The addicting loot game series that began in 2009 from developer Runic Games is back with even more clicking and looting. The first and most important improvement fromTorchlight is the inclusion of a six-player cooperative multiplayer. Of course you do have the option to play the entire game solo without ever having to connect to any online server as well as the option to set up a LAN server. For me though the game becomes more enjoyable if you are playing with others; especially when trying to tackle the higher difficulties. I won’t even begin to explain the need of help if you decide to try your luck at Hardcore mode – which features perma-death.
The main narrative revolves around you being the one person that can save the world. It’s nothing new and I guarantee there will be plenty of people who don’t even read anything in game as their only concern is clicking and looting. As you progress through the game you will explore beautifully crafted and stylized and colorful environments creating an atmospheric world. Spread throughout the environments are side-quests that will force you to scour every inch of the map to discover their location. Trust me, you will want to seek these quests out to uncover some of the sickest loot as well as some of the coolest dungeons and boss battles. This is where the risk to explore truly pans out in favor of the player.
Worried about looting too many items? Your pet has it’s own inventory allowing you to transfer trash loot that you were planning to sell to the vendor instantly – clearing your inventory. Taking it a step further you can also send your pet into town to sell the items it is carrying as well as purchase potions and scrolls in a matter of minutes.
The four new classes as seen in our gameplay videos each have a distinct playstyle that can be tailored to how you want to play. The Engineer is a hard hitting tank, the Berserker can utilize animal spirits to augment his strength, the Outlander is the master of ranged weapons including the “Boomstick” and the Embermage will lit a fire under any creature and laugh as it explodes. Each of the classes has three different skill sets for you to invest your points in. Make sure to plan ahead when developing your characters as you are only allowed to respec the last 3 skill points spent. I’m still trying to wrap my head around this design choice as the only way to experiment with a different build for a class is to level up a brand new character. Whether Runic patches this or someone develops a mod for it, I don’t see it staying this way for too long. The overall pace of the gameplay is faster than in the first game which will lead to acquiring new equipment at a faster rate as well as leveling up much faster than before.
As you place points in specific skills, you will notice that they can become maxed out with a level requirement to advance them any further. This prevents you from focusing on just a single skill for the entire game, especially in the beginning of the game. Each skill also has different powered tiers. When enough points are pumped into a specific skill; you will reach the next tier that will increase the duration, range or radius of the skill.
Speaking of the mod system, once implemented, there is the possibility for brand new maps, items, skills and anything you can think of. I’ve already seen requests for new weapon skins as well as an infinite amount of cash – not that it is needed.
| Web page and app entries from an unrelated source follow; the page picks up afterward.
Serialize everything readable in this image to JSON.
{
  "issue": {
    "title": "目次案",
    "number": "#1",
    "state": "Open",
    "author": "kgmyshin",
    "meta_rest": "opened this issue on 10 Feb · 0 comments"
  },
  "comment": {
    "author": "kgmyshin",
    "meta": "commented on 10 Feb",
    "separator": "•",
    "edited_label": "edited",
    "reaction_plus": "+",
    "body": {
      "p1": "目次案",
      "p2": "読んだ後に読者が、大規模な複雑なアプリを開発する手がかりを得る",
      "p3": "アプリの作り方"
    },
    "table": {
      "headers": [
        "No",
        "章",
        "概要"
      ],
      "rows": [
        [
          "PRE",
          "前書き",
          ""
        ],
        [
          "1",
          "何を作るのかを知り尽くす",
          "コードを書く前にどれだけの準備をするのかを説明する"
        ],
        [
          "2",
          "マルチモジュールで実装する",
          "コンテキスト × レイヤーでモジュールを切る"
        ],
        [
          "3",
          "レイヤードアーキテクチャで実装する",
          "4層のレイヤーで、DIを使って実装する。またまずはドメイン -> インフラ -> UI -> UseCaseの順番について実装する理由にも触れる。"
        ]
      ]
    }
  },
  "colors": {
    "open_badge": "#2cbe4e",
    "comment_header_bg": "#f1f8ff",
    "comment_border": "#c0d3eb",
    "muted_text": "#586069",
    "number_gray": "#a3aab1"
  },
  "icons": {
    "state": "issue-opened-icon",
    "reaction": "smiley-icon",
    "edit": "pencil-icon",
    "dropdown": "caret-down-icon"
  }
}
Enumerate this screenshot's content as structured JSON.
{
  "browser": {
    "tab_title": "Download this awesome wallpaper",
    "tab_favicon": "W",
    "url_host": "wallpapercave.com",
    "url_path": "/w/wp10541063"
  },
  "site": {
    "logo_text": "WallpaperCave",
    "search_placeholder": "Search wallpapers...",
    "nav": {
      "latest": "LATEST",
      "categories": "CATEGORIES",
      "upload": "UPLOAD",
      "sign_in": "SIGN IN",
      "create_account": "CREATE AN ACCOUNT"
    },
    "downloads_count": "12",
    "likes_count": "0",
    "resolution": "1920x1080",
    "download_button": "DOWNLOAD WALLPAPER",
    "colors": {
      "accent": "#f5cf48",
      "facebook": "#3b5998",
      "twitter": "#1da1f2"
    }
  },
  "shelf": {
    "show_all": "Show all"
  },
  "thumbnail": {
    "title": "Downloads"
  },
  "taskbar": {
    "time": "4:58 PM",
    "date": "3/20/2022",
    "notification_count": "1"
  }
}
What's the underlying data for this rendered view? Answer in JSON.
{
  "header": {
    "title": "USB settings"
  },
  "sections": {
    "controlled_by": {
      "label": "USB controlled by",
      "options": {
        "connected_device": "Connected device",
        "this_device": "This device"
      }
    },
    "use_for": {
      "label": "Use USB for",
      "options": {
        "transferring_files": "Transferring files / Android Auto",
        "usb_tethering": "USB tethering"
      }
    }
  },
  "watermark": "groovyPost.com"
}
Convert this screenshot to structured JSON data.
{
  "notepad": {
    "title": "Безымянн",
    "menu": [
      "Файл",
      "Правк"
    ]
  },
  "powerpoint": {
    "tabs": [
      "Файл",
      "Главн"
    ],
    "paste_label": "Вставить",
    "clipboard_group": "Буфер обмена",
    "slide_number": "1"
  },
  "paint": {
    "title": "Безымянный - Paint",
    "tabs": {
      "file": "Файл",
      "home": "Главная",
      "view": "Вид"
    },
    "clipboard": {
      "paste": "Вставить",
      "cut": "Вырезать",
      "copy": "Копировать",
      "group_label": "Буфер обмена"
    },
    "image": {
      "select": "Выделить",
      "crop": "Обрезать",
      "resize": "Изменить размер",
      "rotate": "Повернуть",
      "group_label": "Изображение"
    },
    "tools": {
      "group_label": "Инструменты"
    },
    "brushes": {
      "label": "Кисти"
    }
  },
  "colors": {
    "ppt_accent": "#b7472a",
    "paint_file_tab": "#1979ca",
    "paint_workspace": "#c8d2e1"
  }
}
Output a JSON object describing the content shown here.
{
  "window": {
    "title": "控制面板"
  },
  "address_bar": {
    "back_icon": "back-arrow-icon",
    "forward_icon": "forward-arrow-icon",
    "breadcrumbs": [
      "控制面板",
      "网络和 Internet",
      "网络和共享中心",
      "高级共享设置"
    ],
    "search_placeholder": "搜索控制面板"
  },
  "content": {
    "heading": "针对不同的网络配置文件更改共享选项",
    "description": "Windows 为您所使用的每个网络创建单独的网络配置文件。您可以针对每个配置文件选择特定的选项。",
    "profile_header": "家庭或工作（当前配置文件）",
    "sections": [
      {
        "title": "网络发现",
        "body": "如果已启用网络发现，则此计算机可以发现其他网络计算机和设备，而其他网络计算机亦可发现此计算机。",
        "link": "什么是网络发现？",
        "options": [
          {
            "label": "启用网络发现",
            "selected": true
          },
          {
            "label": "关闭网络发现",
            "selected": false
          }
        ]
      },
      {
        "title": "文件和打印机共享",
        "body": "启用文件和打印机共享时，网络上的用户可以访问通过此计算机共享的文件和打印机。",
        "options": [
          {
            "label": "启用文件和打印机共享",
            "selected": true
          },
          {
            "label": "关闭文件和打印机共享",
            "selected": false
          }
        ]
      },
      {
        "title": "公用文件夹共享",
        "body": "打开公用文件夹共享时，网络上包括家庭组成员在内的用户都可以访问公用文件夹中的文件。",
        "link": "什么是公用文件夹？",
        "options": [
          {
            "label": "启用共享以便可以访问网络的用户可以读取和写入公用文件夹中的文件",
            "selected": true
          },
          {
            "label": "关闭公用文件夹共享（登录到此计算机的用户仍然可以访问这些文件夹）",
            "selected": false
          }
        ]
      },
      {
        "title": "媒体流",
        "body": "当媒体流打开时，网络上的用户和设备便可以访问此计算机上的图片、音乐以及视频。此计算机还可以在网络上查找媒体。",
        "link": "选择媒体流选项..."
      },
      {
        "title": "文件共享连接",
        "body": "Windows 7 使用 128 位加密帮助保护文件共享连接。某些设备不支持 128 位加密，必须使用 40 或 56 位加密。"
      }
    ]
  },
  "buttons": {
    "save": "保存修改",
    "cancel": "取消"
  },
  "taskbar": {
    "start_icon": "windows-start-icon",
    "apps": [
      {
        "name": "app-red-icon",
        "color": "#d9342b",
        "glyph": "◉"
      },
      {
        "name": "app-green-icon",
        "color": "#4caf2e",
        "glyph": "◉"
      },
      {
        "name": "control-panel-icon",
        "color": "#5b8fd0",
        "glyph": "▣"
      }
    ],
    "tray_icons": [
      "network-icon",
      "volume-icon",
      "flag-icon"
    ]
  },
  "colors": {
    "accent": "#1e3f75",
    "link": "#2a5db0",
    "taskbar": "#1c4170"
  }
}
Torchlight 2 captures every aspect of the original and expands upon it by creating a randomly generated open world and simple making everything better. Even the fishing feels improved. With the possibility of a never ending supply of fresh content due to TorchED, Runic Games has created the action rpg game that will be still be talked about for years to come. I really hope that the movie and cultural references in the game aren’t missed by today’s gamers. It would be a real shame if no one picked up on The Gooniesreferences in Act I. Did I also mention the game is only $20?
Note: The Torchlight II review was written based on the PC version of the game provided by the publisher.